Steve Niles is well known for “30 Days of Night,” and rightly so. He is less well known for “Simon Dark”, a short-lived series from 2008 which centers around dark magic and demons. It also stands out for being set in Gotham, and in a year-and-a-half run never guest stars any member of the Bat-family.
Written by Steve Niles
Illustrated by Scott Hampton
The most offbeat superhero in the DCU, from the creator responsible for the most offbeat horror comic, ’30 Days of Night’! Gotham City has a new protector…the urban legend they call Simon Dark. And he’s a very thin line of defence against a vicious serial killer!
144 pages / $14.99
The plot for this volume is difficult to summarize. It’s not that nothing happens – a lot does – it’s that the collection is largely just an introduction. The action in the early chapters exists more as a way to show who the characters are, and not just because action is cool. Through his encounters with Eddie the Machete, Simon meets and interacts with the people who will become his supporting cast. By the end of the trade, you’ll know who Simon and his friends are. You also know there is a villain, but not the goal or motivations of said villain.

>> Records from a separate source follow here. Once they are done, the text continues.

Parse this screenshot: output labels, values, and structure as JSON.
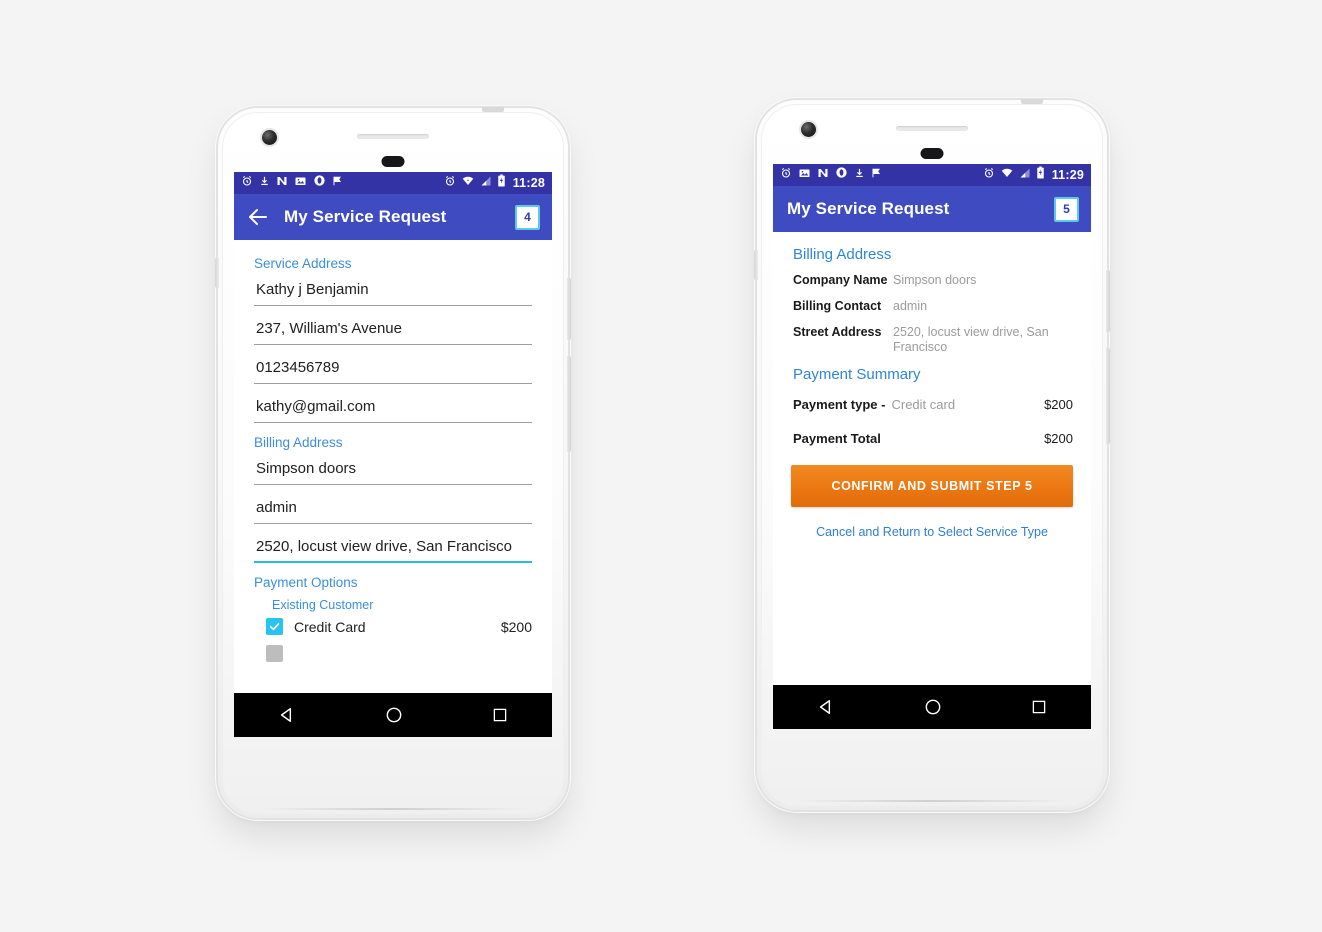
{
  "phones": [
    {
      "id": "phone-step-4",
      "statusbar": {
        "left_icons": [
          "alarm-icon",
          "download-icon",
          "news-icon",
          "photos-icon",
          "opera-icon",
          "flag-icon"
        ],
        "right_icons": [
          "alarm-icon",
          "wifi-icon",
          "signal-icon",
          "battery-icon"
        ],
        "time": "11:28"
      },
      "appbar": {
        "back_icon": "back-arrow-icon",
        "title": "My Service Request",
        "step_badge": "4"
      },
      "form": {
        "service_address_label": "Service Address",
        "service_fields": [
          {
            "name": "contact-name",
            "value": "Kathy j Benjamin"
          },
          {
            "name": "street-address",
            "value": "237, William's Avenue"
          },
          {
            "name": "phone-number",
            "value": "0123456789"
          },
          {
            "name": "email-address",
            "value": "kathy@gmail.com"
          }
        ],
        "billing_address_label": "Billing Address",
        "billing_fields": [
          {
            "name": "company-name",
            "value": "Simpson doors"
          },
          {
            "name": "billing-contact",
            "value": "admin"
          },
          {
            "name": "billing-street-address",
            "value": "2520, locust view drive, San Francisco"
          }
        ],
        "payment_options_label": "Payment Options",
        "existing_customer_label": "Existing Customer",
        "payment_rows": [
          {
            "label": "Credit Card",
            "price": "$200",
            "checked": true
          }
        ]
      }
    },
    {
      "id": "phone-step-5",
      "statusbar": {
        "left_icons": [
          "alarm-icon",
          "photos-icon",
          "news-icon",
          "opera-icon",
          "download-icon",
          "flag-icon"
        ],
        "right_icons": [
          "alarm-icon",
          "wifi-icon",
          "signal-icon",
          "battery-icon"
        ],
        "time": "11:29"
      },
      "appbar": {
        "title": "My Service Request",
        "step_badge": "5"
      },
      "summary": {
        "billing_address_label": "Billing Address",
        "billing_rows": [
          {
            "key": "Company Name",
            "value": "Simpson doors"
          },
          {
            "key": "Billing Contact",
            "value": "admin"
          },
          {
            "key": "Street Address",
            "value": "2520, locust view drive, San Francisco"
          }
        ],
        "payment_summary_label": "Payment Summary",
        "payment_type_key": "Payment type -",
        "payment_type_value": "Credit card",
        "payment_type_amount": "$200",
        "payment_total_key": "Payment Total",
        "payment_total_amount": "$200",
        "submit_button": "CONFIRM AND SUBMIT STEP 5",
        "cancel_link": "Cancel and Return to Select Service Type"
      }
    }
  ],
  "navbar": {
    "back": "nav-back-icon",
    "home": "nav-home-icon",
    "recents": "nav-recents-icon"
  },
  "colors": {
    "statusbar": "#3333a6",
    "appbar": "#3f4bc0",
    "link": "#3b8ede",
    "accent_checkbox": "#29c3ef",
    "submit_button": "#ec7712",
    "focused_underline": "#2bbbe0",
    "page_background": "#f4f4f4"
  }
}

As a collection, the single issues fit together mostly ok. The breaks are obvious, mostly because of the use of framed and splash pages. The plot doesn’t skip too much, as each chapter usually switches to a different scene. The one exception is between issues four and five, where the dialogue hiccups for a couple panels before moving on.
Niles’ character work is top notch, with every piece of dialogue sounding natural. There’s a particularly heartbreaking scene where Simon learns he’s the only one who can survive being decapitated. Up to that point, Simon has seemed like a dark vigilante who dealt brutal justice, but he was actually just innocent and child-like, thinking he was giving murderers the equivalent of a swat on the wrist. There’s also a surprisingly funny scene in chapter five when a man gets both hands ripped off.
If the writing has a weakness, it’s the lack of a solid narrative to hold the chapters together. Niles spends too much time letting us get to know the characters, and not enough time developing a plot. By the end of the trade, the villains remain mysteries in hoods, with only a hint at some brewing trouble. No conflict is really presented or resolved. These issues feel like the first act of a larger story, instead of a story by themselves. Now, it’s important to know this isn’t exactly Niles’ fault. He wrote a good tale, it just took more than six issues to tell. If DC had collected the first twelve issues instead, this wouldn’t be an issue. Then again, maybe the cost of the collection would’ve been prohibitive.
Scott Hampton’s art is a great fit for this book. It has a rough, gritty feel similar to Sean Phillips, and Chris Chuckry’s flat palette help to evoke the sense of darkness in this otherwise nice part of Gotham. Hampton’s scenery is both detailed and subtle, easily distinguishable without distracting from the main focus of the panels. The way he blurs the edges of the background evokes a sense of distance and fog, while at the same time acting to show the disconnect the characters feel from their surroundings. Hampton packs at least some scenery into every scene, never taking a short cut to leave empty space. If the art has a low point, it’s the occasional flat or lifeless expression. The two main females in “Simon Dark” are sometimes hard to tell apart, except for the colors of their coats. Most times though, these aren’t an issue.
As far as special features go, the trade is bare bones. Covers are included between chapter breaks, but that’s all there is. No sketches, no scripts, and no introduction or afterword. The book is still a good value, though, because the cover price essentially gives you an issue for free. Copies are also available way below cover price on Amazon, including one as low as $3.99.
Final verdict: 6.5 – A good read, but only worth buying if you’re ready to commit to the second trade as well.